Anderson, commanding D. R. Jones' brigade, at Thoroughfare Gap, Manassas Plains, Boonsborough, and Sharopsburg. Brigadier-General Mahone, at Manassas Plains, where he received a severe wound. Brigadier General R. A. Pryor, at Sharpsburg. Brigadier-General Jenkins, at Manassas Plains on August 29 and 30; on the last day severely wounded. Colonels Hunton, Corse, Stuart, Stevens, Hateley (severely wounded), at Manassas Plains, Boonsborough, and Sharpsburg. Colonel Posey, at Manassas Plains and Sharpsburg, where he commanded Featherston's brigade. Colonel Benning, at Manassas Plains and Sharpsburg. At Sharpsburg, Captain Miller, of the Washington Artillery, was particularly distinguished. Colonel Walton, of the Washington Artillery, at Rappahannock Station, Manassas Plains (August 29), and Sharpsburg; and Major Garnett, at Rappahannock Station. Lieutenant-Colonels Skinner and Marye, at Manassas Plains, where they were both severely wounded; and Major Walker, at Thoroughfare Gap and Manassas Plains. In the latter engagement this gallant officer was mortally wounded.
It is with no common feeling that I recount the loss at Manassas Plains of Colonels Gadberry, Eighteenth South Carolina; Means, Seventeenth Couth Carolina; Moore, Second South Carolina Rifles; Glover, First South Carolina Volunteers; Wilson, Seventh Georgia, and Lieutenant-Colonel Upton, Fifth Texas. At Boonsborough, Colonel J. B. Strange, Nineteenth Virginia Volunteers, and Lieutenant-Colonel McLemore, Fourth Alabama; and at Sharpsburg, Colonel Liddell, Eleventh Mississippi; Lieutenant-Colonel Holmes, Second Georgia Volunteers. These valuable and gallant officers fell in the unflinching performance of their duty, bravely and successfully heading their commands in the thickest of the fight.

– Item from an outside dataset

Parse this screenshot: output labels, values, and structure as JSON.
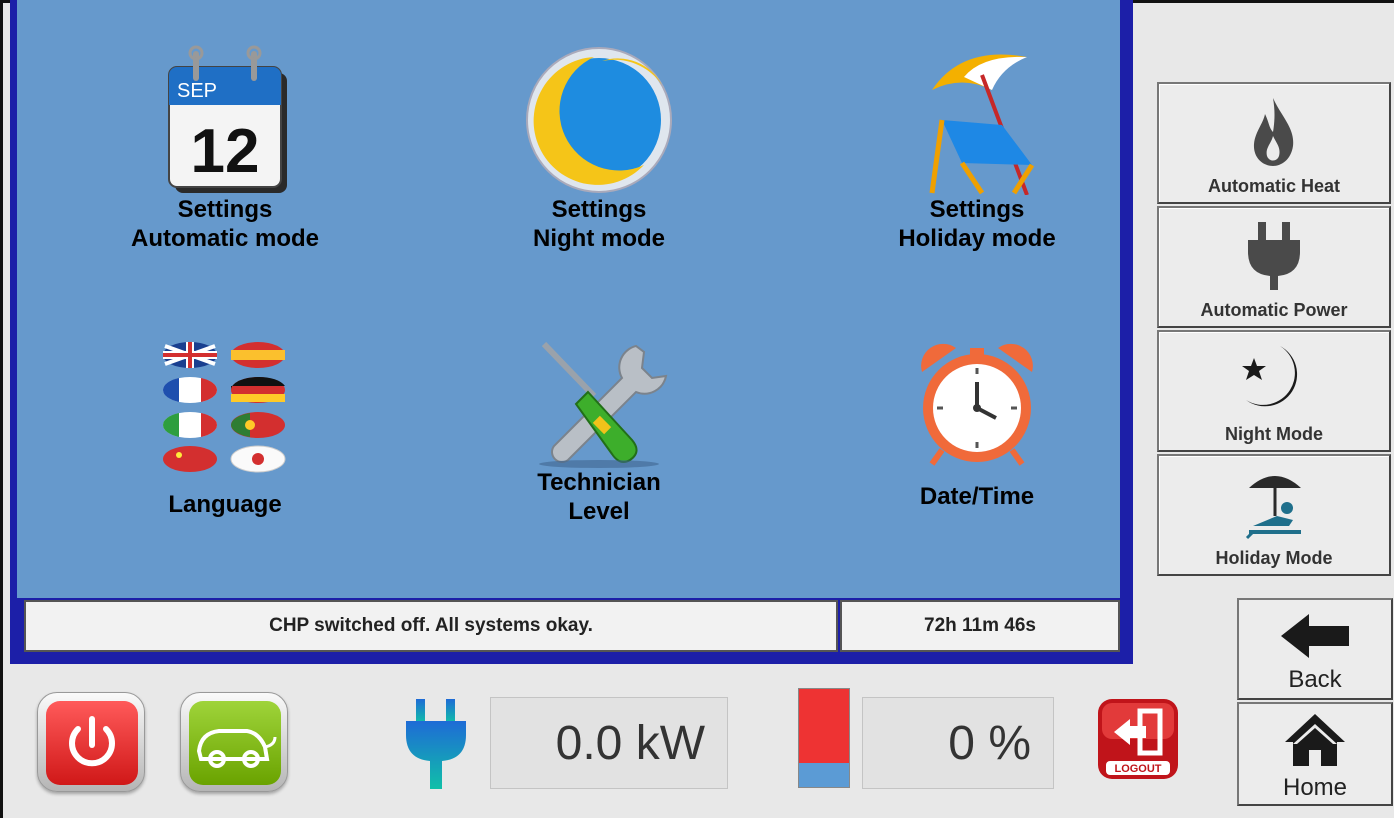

To my staff officers-Major G. M. Sorrel, assistant adjutant-general, who was wounded at Sharpsburg; Lieutenant Colonel P. T. Manning, chief of ordnance; Major J. W. Fairfax; Major Thomas Walton, who was also wounded at Sharpsburg; Captain Thomas J. Goree and Lieutenant R. W. Blackwell-I am under renewed and lasting obligations. These officers, full of courage, intelligence, patience, and experience, were able to give directions to commands such as they thought proper, which were at once approved and commanded my admiration.
Lieutenant-Colonel Blount volunteered his services to me at Boonsborought, and was, both there and at Sharpsburg, of material service to me.
The medical department, in charge of Surgeon Cullen, were active and unremitting in the care of the wounded, and have my thanks for their humane efforts.
My party of couriers were zealous, active, and brave. They are justly entitled to praise for the manly fortitude and courageous conduct shown by them in the trying scenes of the campaign.
The cavalry escort, commanded by Captain Doby, have my thanks for meritorious conduct and valuable aid. Captain Doby, Lieutenants Bonney and Matheson, Sergeants Lee and Haile, and Corporals Whitaker and Salmond, were distinguished in the active and fearless performances of their arduous duties.
I am indebted to Colonel R. H. Chilton, Colonel Long, Majors Taylor, Marshall, Venable, and Talcott, and Captains Mason and Johnston, of the staff of the commanding general, for great courtesy and kindness in assisting me on the different battle-fields.
I respectfully ask the attention of the commanding general to the